App and web page records:
_ _ _ _

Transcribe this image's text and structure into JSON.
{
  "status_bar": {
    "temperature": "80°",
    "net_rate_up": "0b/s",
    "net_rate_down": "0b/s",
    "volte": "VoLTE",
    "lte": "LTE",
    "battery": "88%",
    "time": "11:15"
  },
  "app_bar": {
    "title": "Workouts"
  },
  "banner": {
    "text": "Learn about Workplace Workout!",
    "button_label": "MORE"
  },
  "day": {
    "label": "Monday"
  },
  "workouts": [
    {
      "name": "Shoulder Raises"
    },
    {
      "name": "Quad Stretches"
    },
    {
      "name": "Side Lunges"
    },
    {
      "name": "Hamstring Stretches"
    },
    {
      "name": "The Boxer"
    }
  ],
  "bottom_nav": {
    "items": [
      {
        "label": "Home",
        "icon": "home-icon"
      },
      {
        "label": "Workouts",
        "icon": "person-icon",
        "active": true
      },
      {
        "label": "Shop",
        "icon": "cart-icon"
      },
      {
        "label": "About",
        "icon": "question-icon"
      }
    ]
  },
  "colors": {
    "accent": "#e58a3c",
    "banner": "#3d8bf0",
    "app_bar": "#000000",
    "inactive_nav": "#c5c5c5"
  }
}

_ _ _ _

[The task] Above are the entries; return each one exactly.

[Response to the exercise]
Transcribe this image's text and structure into JSON.
{
  "status_bar": {
    "temperature": "80°",
    "net_rate_up": "0b/s",
    "net_rate_down": "0b/s",
    "volte": "VoLTE",
    "lte": "LTE",
    "battery": "88%",
    "time": "11:15"
  },
  "app_bar": {
    "title": "Workouts"
  },
  "banner": {
    "text": "Learn about Workplace Workout!",
    "button_label": "MORE"
  },
  "day": {
    "label": "Monday"
  },
  "workouts": [
    {
      "name": "Shoulder Raises"
    },
    {
      "name": "Quad Stretches"
    },
    {
      "name": "Side Lunges"
    },
    {
      "name": "Hamstring Stretches"
    },
    {
      "name": "The Boxer"
    }
  ],
  "bottom_nav": {
    "items": [
      {
        "label": "Home",
        "icon": "home-icon"
      },
      {
        "label": "Workouts",
        "icon": "person-icon",
        "active": true
      },
      {
        "label": "Shop",
        "icon": "cart-icon"
      },
      {
        "label": "About",
        "icon": "question-icon"
      }
    ]
  },
  "colors": {
    "accent": "#e58a3c",
    "banner": "#3d8bf0",
    "app_bar": "#000000",
    "inactive_nav": "#c5c5c5"
  }
}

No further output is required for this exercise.